Policy & Advocacy

Coding For All: Introducing Canada Learning Code


By: Emily Walsh
Associate on Georgian Partners’ Investment Team

Last night in Ottawa we had the pleasure of being involved in the launch of an exciting and important new project:Canada Learning Code. With the aim of giving more Canadians the opportunity to participate in the global digital economy, the project is the next stage in the evolution of the highly successful Ladies Learning Code (LLC). In the five years since it was founded, LLC has helped tens of thousands of Canadians learn the basics of programming and technology.

Having said all of that, I have a confession to make: I can’t actually code myself. In fact, when I first learned that Georgian Partners supports LLC, my first thought was that although I’d love to get involved, I wasn’t sure what could I offer such an amazing organization. After all, LLC already operates in more than 22 cities across Canada. Its hundreds of volunteers have helped deliver thousands of technology education workshops since 2011.

But even without being a coder myself I found out just how much I could offer about a month ago when I volunteered for LLC’s, where girls between the ages of 8 and 13 spent a week brainstorming, developing and designing their own business. Hearing so many young women say they were going to start a tech business was truly a transformative experience for me.

Breaking Down Barriers

One of the reasons why too few Canadians have the technology skills they need is because of the barriers we put up. For women and minorities, in particular, negative messages and stereotypes about technology can stop participation early. For me and for many of the women whom I’ve spoken with, it boils down to one salient memory early in life that cemented the way things are. My moment was in seventh grade when, after getting a lower-than-usual mark in computer lab, I was told, you don’t need to worry about this class, dear.”

For a close friend, it was in high school calculus.
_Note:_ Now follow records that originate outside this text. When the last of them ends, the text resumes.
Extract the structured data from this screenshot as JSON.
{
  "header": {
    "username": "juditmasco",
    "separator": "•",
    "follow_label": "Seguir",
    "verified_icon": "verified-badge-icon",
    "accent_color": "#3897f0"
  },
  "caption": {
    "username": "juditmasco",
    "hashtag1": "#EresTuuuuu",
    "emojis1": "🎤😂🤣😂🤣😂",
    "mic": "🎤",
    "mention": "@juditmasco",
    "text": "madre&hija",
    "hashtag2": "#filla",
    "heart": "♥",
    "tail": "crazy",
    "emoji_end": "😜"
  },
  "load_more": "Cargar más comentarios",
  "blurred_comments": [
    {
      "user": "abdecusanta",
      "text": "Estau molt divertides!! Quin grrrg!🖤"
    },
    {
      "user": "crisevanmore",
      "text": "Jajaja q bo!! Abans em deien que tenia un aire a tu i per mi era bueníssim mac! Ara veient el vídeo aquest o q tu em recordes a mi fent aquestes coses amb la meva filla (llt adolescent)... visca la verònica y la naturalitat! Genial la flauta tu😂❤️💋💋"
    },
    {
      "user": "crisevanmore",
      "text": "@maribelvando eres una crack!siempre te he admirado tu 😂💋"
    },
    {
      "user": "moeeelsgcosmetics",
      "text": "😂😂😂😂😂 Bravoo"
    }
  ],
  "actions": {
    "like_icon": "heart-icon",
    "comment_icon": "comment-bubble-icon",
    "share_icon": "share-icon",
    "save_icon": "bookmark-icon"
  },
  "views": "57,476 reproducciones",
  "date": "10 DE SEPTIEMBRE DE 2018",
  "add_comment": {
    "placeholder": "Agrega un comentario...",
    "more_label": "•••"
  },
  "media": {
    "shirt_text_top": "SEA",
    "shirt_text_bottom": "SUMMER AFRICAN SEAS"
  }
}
The teacher called all the boys by name, but only referred to her and the two other women in the class as the ladies,” telling them they could submit one collective answer to questions.

While these may be small moments in life, they have a way of burning themselves into our minds. They make us feel that we’re different, and that it’s just not that important for us to excel in science, technology, engineering, math or any other subject that’s deemed to be the domain of the boys.

Thankfully, as a society we are starting to realize the negative impact that a lack of diversity in the STEM community is having. Research on STEM education enrollment, the disparities in pay between men and women, and the improved business outcomes seen by diverse teams are all factors pushing us to act. Luminaries in philanthropy such as Melinda Gates are putting substantial resources and focus on this subject, and government initiatives such as Canada’s innovation agenda are making it a priority.

At the same time, there’s an opportunity for all of us — even those who can’t code — to help move the ball forward. As a volunteer for LLC, I had the opportunity to help reinforce the message to a 12-year-old girl that yes, of course she could work in tech and start her own business. That message — that anyone can participate in the digital economy — is one that we are very proud to be helping Ladies Learning Code bring to even more people.

Helping 10 Million People in 10 Years

Canada Learning Code builds on the experience of having already delivered tens of thousands of technology education opportunities for youth and women since the first LLC workshop in 2011. Over the next 10 years, Canada Learning Code will create 10 million meaningful technology experiences for any Canadian wanting to be better equipped for what is an increasingly digital and global economy. Each of those educational experiences will move the needle a little bit more and give another Canadian the chance to see what coding is all about.

Over the next few months, Canada Learning Code will be launching new and expanded programs. This will include a mix of the already successful in-person workshops, camps and after-school programs led by LLC, large-scale initiatives such as National Learn to Code Day, new partner-delivered programming, and advocacy efforts to bring coding to the classroom. New initiatives such as Teachers Learning Code will add exponential reach to existing programs through a train the trainer” model designed to get public school teachers comfortable with passing on coding basics to their students. At the heart of the programs will be the mentor / student relationship and collaborative, hands-on learning for Canadians of all demographics and walks of life.

Ultimately, the goal is to make Canada a more competitive, skilled and diverse place when it comes to our leadership in technology. It’s a cause that we believe has the potential to profoundly change the playing field over the coming decade. Personally, I can’t wait to meet a whole lot more Canadians who want to start a tech business once they’ve had a chance to discover for themselves just what they can do.

But first we need your help. Canada Learning Code is looking for volunteer mentors, partners, locations to host workshops and more. You can reach out to the team via the website at www​.canadalearn​ing​code​.ca or contact me directly here at Georgian Partners.